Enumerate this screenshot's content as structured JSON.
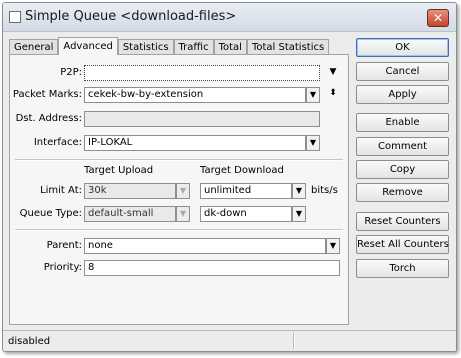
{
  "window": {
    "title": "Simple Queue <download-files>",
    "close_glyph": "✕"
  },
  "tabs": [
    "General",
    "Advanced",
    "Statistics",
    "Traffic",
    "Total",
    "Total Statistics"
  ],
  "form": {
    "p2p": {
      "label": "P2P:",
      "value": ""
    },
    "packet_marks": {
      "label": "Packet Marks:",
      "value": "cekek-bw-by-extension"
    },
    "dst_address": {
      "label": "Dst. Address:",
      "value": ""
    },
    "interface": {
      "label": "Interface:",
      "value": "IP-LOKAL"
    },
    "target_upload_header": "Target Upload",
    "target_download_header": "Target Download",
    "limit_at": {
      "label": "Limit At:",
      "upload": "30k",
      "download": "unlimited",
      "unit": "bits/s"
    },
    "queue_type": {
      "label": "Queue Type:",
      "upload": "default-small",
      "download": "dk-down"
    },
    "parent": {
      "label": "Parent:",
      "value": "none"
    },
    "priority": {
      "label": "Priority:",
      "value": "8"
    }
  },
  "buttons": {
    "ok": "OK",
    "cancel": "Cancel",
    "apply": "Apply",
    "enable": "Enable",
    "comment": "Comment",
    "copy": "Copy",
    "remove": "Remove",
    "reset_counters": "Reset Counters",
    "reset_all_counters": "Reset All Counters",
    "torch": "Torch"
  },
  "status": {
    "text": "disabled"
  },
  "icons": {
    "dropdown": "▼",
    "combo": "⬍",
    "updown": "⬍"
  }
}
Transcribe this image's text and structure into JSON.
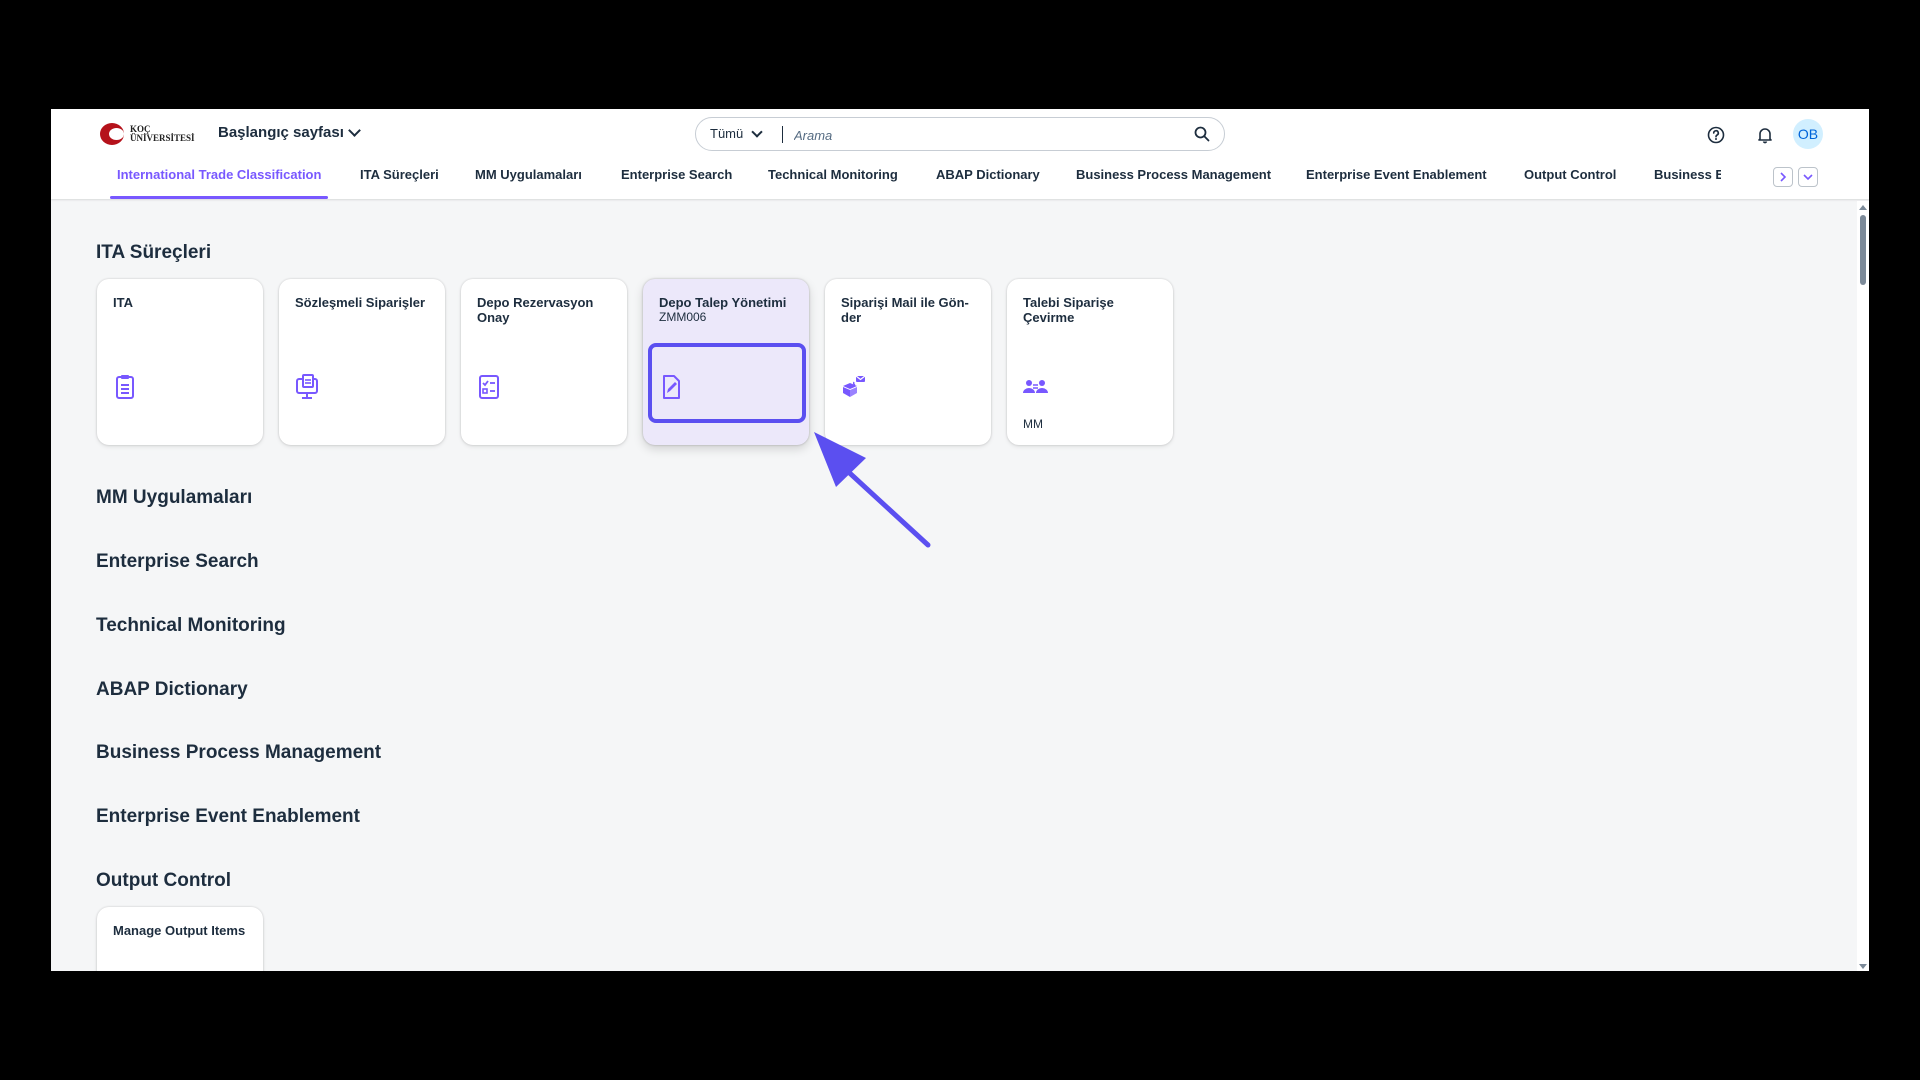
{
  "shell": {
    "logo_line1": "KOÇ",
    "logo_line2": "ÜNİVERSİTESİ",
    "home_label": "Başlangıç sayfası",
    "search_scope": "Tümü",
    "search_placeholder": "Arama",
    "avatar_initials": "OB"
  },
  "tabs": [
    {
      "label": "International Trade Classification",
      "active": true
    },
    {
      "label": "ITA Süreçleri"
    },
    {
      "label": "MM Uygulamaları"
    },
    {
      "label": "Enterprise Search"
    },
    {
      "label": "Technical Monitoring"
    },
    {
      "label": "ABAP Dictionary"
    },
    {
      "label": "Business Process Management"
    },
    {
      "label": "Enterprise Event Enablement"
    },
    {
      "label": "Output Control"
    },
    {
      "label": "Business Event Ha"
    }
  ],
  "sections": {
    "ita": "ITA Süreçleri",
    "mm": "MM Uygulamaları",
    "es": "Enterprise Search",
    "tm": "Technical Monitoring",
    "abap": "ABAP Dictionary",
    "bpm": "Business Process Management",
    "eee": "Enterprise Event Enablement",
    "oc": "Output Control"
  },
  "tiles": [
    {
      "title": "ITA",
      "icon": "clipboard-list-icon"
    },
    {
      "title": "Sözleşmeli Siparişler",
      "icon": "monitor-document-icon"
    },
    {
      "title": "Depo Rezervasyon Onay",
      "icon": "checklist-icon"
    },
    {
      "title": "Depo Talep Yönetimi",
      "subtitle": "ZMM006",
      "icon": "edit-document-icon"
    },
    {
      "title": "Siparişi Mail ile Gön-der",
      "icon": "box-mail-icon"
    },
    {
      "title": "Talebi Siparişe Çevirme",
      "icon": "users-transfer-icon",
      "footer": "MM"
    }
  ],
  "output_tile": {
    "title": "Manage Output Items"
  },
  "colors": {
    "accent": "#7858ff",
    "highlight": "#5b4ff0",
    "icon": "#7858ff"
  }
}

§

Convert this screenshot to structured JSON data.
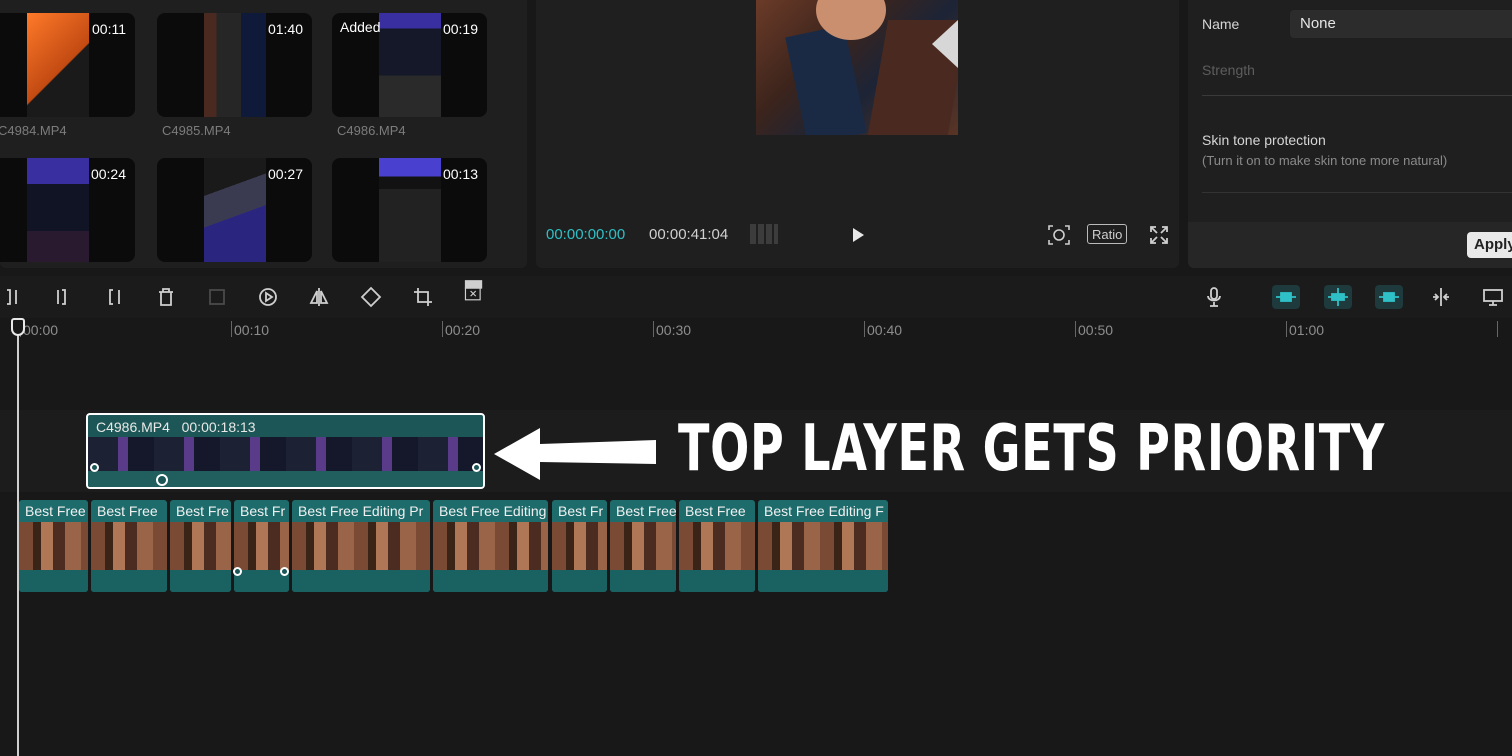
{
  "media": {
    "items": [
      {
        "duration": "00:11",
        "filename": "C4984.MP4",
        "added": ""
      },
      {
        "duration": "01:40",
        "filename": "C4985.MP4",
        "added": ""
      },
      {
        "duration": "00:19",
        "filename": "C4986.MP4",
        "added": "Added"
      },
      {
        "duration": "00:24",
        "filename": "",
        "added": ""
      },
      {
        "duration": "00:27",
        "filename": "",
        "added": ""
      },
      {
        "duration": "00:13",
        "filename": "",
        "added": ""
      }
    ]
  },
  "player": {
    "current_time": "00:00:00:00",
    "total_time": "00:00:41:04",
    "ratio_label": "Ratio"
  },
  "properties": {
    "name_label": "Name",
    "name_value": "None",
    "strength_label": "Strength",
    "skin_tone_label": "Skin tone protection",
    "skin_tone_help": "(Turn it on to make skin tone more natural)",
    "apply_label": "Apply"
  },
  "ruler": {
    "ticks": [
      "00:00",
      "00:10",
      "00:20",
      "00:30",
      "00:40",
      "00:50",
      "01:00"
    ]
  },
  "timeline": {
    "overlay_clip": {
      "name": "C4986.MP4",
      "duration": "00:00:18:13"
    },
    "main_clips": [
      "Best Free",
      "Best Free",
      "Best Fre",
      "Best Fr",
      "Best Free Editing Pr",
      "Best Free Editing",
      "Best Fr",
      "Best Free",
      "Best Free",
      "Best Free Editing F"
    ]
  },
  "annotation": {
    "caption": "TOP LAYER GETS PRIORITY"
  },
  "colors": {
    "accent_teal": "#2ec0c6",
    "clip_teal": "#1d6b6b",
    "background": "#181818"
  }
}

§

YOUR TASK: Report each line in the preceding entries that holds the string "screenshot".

SOLUTION FOR THIS EXERCISE:
Enumerate this screenshot's content as structured JSON.
Convert this screenshot to structured JSON data.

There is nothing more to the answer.